START DATASET EXTRACT

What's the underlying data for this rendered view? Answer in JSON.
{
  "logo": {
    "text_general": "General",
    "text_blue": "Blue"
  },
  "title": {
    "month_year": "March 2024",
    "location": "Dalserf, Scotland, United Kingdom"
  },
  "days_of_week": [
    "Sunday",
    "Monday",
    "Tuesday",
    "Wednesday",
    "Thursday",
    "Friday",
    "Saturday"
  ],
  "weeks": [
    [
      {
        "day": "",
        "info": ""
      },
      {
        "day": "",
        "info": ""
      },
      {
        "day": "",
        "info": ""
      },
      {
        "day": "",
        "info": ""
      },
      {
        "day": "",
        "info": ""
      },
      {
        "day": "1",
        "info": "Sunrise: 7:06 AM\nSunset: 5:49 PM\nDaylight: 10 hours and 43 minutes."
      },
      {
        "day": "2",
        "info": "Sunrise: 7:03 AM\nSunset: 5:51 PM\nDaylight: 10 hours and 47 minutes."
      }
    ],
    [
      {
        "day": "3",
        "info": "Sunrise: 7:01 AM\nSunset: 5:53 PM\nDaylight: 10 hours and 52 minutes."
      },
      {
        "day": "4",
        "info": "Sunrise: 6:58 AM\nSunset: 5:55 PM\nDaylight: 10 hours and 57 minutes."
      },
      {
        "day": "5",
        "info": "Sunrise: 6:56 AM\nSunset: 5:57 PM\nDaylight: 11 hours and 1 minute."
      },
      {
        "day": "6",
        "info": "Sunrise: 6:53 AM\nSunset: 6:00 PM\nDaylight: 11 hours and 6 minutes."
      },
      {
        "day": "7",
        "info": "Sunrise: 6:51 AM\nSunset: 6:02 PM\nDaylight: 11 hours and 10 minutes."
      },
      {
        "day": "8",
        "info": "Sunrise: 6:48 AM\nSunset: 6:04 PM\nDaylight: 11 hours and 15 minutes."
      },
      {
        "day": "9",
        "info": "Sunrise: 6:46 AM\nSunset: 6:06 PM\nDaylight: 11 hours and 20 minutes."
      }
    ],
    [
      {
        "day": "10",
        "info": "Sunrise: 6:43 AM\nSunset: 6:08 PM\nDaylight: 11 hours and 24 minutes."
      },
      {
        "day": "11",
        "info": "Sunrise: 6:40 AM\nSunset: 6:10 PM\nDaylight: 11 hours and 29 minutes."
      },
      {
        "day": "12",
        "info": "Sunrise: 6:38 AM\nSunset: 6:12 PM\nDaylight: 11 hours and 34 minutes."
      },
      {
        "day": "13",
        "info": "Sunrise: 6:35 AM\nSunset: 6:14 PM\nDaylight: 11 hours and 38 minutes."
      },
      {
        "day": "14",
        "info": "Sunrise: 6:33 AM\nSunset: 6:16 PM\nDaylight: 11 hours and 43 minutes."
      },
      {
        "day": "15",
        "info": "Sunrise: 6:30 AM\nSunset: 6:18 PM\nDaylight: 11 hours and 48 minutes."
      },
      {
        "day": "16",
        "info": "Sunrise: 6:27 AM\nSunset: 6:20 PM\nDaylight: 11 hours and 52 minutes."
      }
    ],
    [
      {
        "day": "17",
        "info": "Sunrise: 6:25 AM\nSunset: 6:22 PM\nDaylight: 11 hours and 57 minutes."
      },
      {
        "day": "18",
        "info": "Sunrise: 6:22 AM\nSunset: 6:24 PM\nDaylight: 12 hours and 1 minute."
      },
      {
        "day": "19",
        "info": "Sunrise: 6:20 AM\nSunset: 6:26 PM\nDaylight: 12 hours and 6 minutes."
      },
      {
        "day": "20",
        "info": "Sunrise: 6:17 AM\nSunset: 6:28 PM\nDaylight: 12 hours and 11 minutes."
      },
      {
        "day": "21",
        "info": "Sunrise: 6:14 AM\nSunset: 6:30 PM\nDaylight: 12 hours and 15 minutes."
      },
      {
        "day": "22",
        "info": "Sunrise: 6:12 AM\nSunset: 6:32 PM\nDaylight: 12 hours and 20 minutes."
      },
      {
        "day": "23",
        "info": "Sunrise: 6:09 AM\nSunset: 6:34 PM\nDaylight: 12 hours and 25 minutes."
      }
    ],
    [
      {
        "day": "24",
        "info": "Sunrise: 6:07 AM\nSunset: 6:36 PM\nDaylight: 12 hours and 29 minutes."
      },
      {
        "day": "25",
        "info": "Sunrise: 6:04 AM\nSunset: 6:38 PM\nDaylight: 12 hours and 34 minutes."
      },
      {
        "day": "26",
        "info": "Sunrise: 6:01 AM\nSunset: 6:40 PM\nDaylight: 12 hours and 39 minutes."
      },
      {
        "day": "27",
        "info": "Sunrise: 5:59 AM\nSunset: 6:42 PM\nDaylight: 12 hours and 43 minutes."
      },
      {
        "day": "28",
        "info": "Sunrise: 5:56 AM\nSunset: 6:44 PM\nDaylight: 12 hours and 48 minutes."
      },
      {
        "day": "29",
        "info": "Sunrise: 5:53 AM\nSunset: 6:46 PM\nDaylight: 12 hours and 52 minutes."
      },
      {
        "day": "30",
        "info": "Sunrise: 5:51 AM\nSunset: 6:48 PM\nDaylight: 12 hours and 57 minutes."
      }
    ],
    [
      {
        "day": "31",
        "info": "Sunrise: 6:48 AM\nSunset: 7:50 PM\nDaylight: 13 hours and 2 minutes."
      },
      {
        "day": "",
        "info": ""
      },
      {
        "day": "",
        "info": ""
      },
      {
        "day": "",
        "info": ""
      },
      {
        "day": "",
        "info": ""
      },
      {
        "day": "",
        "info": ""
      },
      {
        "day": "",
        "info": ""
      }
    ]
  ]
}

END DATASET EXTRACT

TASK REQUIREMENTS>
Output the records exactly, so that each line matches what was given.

SOLUTION>
What's the underlying data for this rendered view? Answer in JSON.
{
  "logo": {
    "text_general": "General",
    "text_blue": "Blue"
  },
  "title": {
    "month_year": "March 2024",
    "location": "Dalserf, Scotland, United Kingdom"
  },
  "days_of_week": [
    "Sunday",
    "Monday",
    "Tuesday",
    "Wednesday",
    "Thursday",
    "Friday",
    "Saturday"
  ],
  "weeks": [
    [
      {
        "day": "",
        "info": ""
      },
      {
        "day": "",
        "info": ""
      },
      {
        "day": "",
        "info": ""
      },
      {
        "day": "",
        "info": ""
      },
      {
        "day": "",
        "info": ""
      },
      {
        "day": "1",
        "info": "Sunrise: 7:06 AM\nSunset: 5:49 PM\nDaylight: 10 hours and 43 minutes."
      },
      {
        "day": "2",
        "info": "Sunrise: 7:03 AM\nSunset: 5:51 PM\nDaylight: 10 hours and 47 minutes."
      }
    ],
    [
      {
        "day": "3",
        "info": "Sunrise: 7:01 AM\nSunset: 5:53 PM\nDaylight: 10 hours and 52 minutes."
      },
      {
        "day": "4",
        "info": "Sunrise: 6:58 AM\nSunset: 5:55 PM\nDaylight: 10 hours and 57 minutes."
      },
      {
        "day": "5",
        "info": "Sunrise: 6:56 AM\nSunset: 5:57 PM\nDaylight: 11 hours and 1 minute."
      },
      {
        "day": "6",
        "info": "Sunrise: 6:53 AM\nSunset: 6:00 PM\nDaylight: 11 hours and 6 minutes."
      },
      {
        "day": "7",
        "info": "Sunrise: 6:51 AM\nSunset: 6:02 PM\nDaylight: 11 hours and 10 minutes."
      },
      {
        "day": "8",
        "info": "Sunrise: 6:48 AM\nSunset: 6:04 PM\nDaylight: 11 hours and 15 minutes."
      },
      {
        "day": "9",
        "info": "Sunrise: 6:46 AM\nSunset: 6:06 PM\nDaylight: 11 hours and 20 minutes."
      }
    ],
    [
      {
        "day": "10",
        "info": "Sunrise: 6:43 AM\nSunset: 6:08 PM\nDaylight: 11 hours and 24 minutes."
      },
      {
        "day": "11",
        "info": "Sunrise: 6:40 AM\nSunset: 6:10 PM\nDaylight: 11 hours and 29 minutes."
      },
      {
        "day": "12",
        "info": "Sunrise: 6:38 AM\nSunset: 6:12 PM\nDaylight: 11 hours and 34 minutes."
      },
      {
        "day": "13",
        "info": "Sunrise: 6:35 AM\nSunset: 6:14 PM\nDaylight: 11 hours and 38 minutes."
      },
      {
        "day": "14",
        "info": "Sunrise: 6:33 AM\nSunset: 6:16 PM\nDaylight: 11 hours and 43 minutes."
      },
      {
        "day": "15",
        "info": "Sunrise: 6:30 AM\nSunset: 6:18 PM\nDaylight: 11 hours and 48 minutes."
      },
      {
        "day": "16",
        "info": "Sunrise: 6:27 AM\nSunset: 6:20 PM\nDaylight: 11 hours and 52 minutes."
      }
    ],
    [
      {
        "day": "17",
        "info": "Sunrise: 6:25 AM\nSunset: 6:22 PM\nDaylight: 11 hours and 57 minutes."
      },
      {
        "day": "18",
        "info": "Sunrise: 6:22 AM\nSunset: 6:24 PM\nDaylight: 12 hours and 1 minute."
      },
      {
        "day": "19",
        "info": "Sunrise: 6:20 AM\nSunset: 6:26 PM\nDaylight: 12 hours and 6 minutes."
      },
      {
        "day": "20",
        "info": "Sunrise: 6:17 AM\nSunset: 6:28 PM\nDaylight: 12 hours and 11 minutes."
      },
      {
        "day": "21",
        "info": "Sunrise: 6:14 AM\nSunset: 6:30 PM\nDaylight: 12 hours and 15 minutes."
      },
      {
        "day": "22",
        "info": "Sunrise: 6:12 AM\nSunset: 6:32 PM\nDaylight: 12 hours and 20 minutes."
      },
      {
        "day": "23",
        "info": "Sunrise: 6:09 AM\nSunset: 6:34 PM\nDaylight: 12 hours and 25 minutes."
      }
    ],
    [
      {
        "day": "24",
        "info": "Sunrise: 6:07 AM\nSunset: 6:36 PM\nDaylight: 12 hours and 29 minutes."
      },
      {
        "day": "25",
        "info": "Sunrise: 6:04 AM\nSunset: 6:38 PM\nDaylight: 12 hours and 34 minutes."
      },
      {
        "day": "26",
        "info": "Sunrise: 6:01 AM\nSunset: 6:40 PM\nDaylight: 12 hours and 39 minutes."
      },
      {
        "day": "27",
        "info": "Sunrise: 5:59 AM\nSunset: 6:42 PM\nDaylight: 12 hours and 43 minutes."
      },
      {
        "day": "28",
        "info": "Sunrise: 5:56 AM\nSunset: 6:44 PM\nDaylight: 12 hours and 48 minutes."
      },
      {
        "day": "29",
        "info": "Sunrise: 5:53 AM\nSunset: 6:46 PM\nDaylight: 12 hours and 52 minutes."
      },
      {
        "day": "30",
        "info": "Sunrise: 5:51 AM\nSunset: 6:48 PM\nDaylight: 12 hours and 57 minutes."
      }
    ],
    [
      {
        "day": "31",
        "info": "Sunrise: 6:48 AM\nSunset: 7:50 PM\nDaylight: 13 hours and 2 minutes."
      },
      {
        "day": "",
        "info": ""
      },
      {
        "day": "",
        "info": ""
      },
      {
        "day": "",
        "info": ""
      },
      {
        "day": "",
        "info": ""
      },
      {
        "day": "",
        "info": ""
      },
      {
        "day": "",
        "info": ""
      }
    ]
  ]
}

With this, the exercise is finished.